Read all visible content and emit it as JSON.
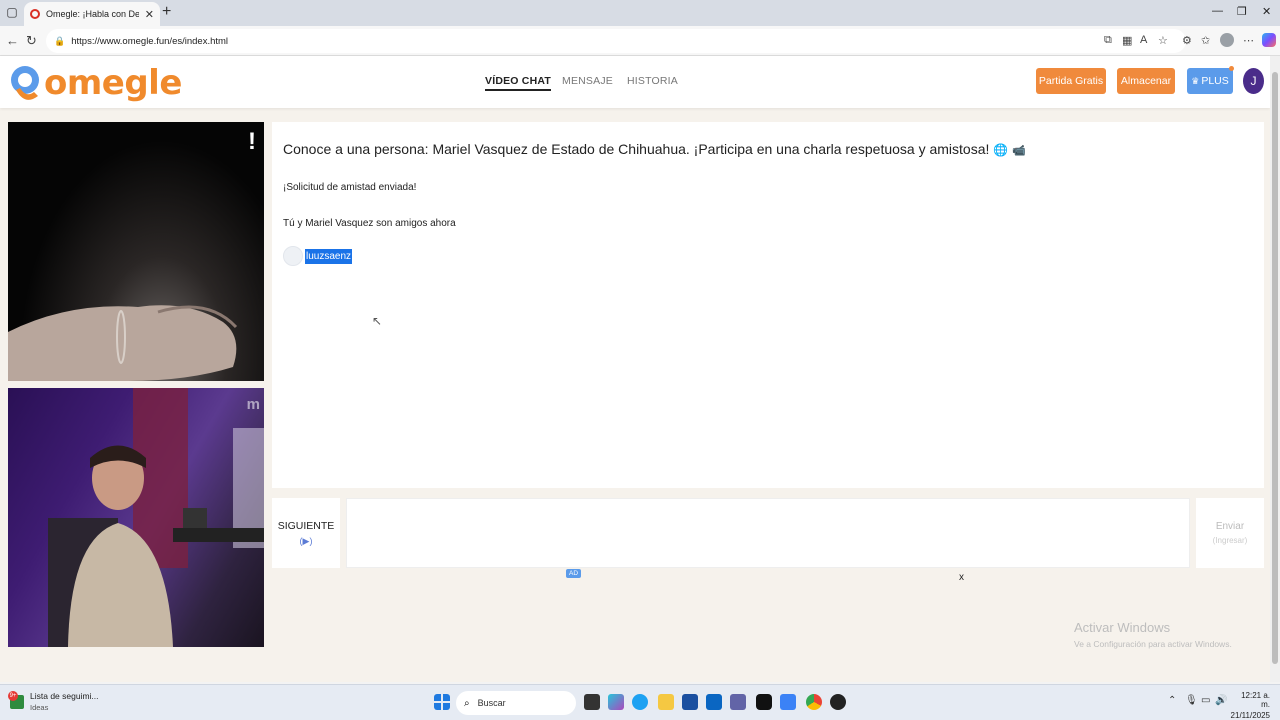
{
  "browser": {
    "tab_title": "Omegle: ¡Habla con Descono...",
    "url": "https://www.omegle.fun/es/index.html"
  },
  "site": {
    "logo_text": "omegle",
    "nav": [
      {
        "label": "VÍDEO CHAT",
        "active": true
      },
      {
        "label": "MENSAJE",
        "active": false
      },
      {
        "label": "HISTORIA",
        "active": false
      }
    ],
    "buttons": {
      "free_match": "Partida Gratis",
      "store": "Almacenar",
      "plus": "PLUS"
    },
    "user_initial": "J"
  },
  "video": {
    "stranger_alert": "!",
    "self_watermark": "m"
  },
  "chat": {
    "intro": "Conoce a una persona: Mariel Vasquez de Estado de Chihuahua. ¡Participa en una charla respetuosa y amistosa!",
    "messages": [
      "¡Solicitud de amistad enviada!",
      "Tú y Mariel Vasquez son amigos ahora"
    ],
    "username": "luuzsaenz"
  },
  "controls": {
    "next_label": "SIGUIENTE",
    "send_label": "Enviar",
    "send_hint": "(Ingresar)",
    "ad_badge": "AD",
    "ad_close": "x"
  },
  "os": {
    "activate_title": "Activar Windows",
    "activate_sub": "Ve a Configuración para activar Windows.",
    "widget_title": "Lista de seguimi...",
    "widget_sub": "Ideas",
    "widget_badge": "9+",
    "search_label": "Buscar",
    "time": "12:21 a. m.",
    "date": "21/11/2025"
  }
}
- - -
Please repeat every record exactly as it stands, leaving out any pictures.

Answer for this exercise:
Read all visible content and emit it as JSON.
{
  "browser": {
    "tab_title": "Omegle: ¡Habla con Descono...",
    "url": "https://www.omegle.fun/es/index.html"
  },
  "site": {
    "logo_text": "omegle",
    "nav": [
      {
        "label": "VÍDEO CHAT",
        "active": true
      },
      {
        "label": "MENSAJE",
        "active": false
      },
      {
        "label": "HISTORIA",
        "active": false
      }
    ],
    "buttons": {
      "free_match": "Partida Gratis",
      "store": "Almacenar",
      "plus": "PLUS"
    },
    "user_initial": "J"
  },
  "video": {
    "stranger_alert": "!",
    "self_watermark": "m"
  },
  "chat": {
    "intro": "Conoce a una persona: Mariel Vasquez de Estado de Chihuahua. ¡Participa en una charla respetuosa y amistosa!",
    "messages": [
      "¡Solicitud de amistad enviada!",
      "Tú y Mariel Vasquez son amigos ahora"
    ],
    "username": "luuzsaenz"
  },
  "controls": {
    "next_label": "SIGUIENTE",
    "send_label": "Enviar",
    "send_hint": "(Ingresar)",
    "ad_badge": "AD",
    "ad_close": "x"
  },
  "os": {
    "activate_title": "Activar Windows",
    "activate_sub": "Ve a Configuración para activar Windows.",
    "widget_title": "Lista de seguimi...",
    "widget_sub": "Ideas",
    "widget_badge": "9+",
    "search_label": "Buscar",
    "time": "12:21 a. m.",
    "date": "21/11/2025"
  }
}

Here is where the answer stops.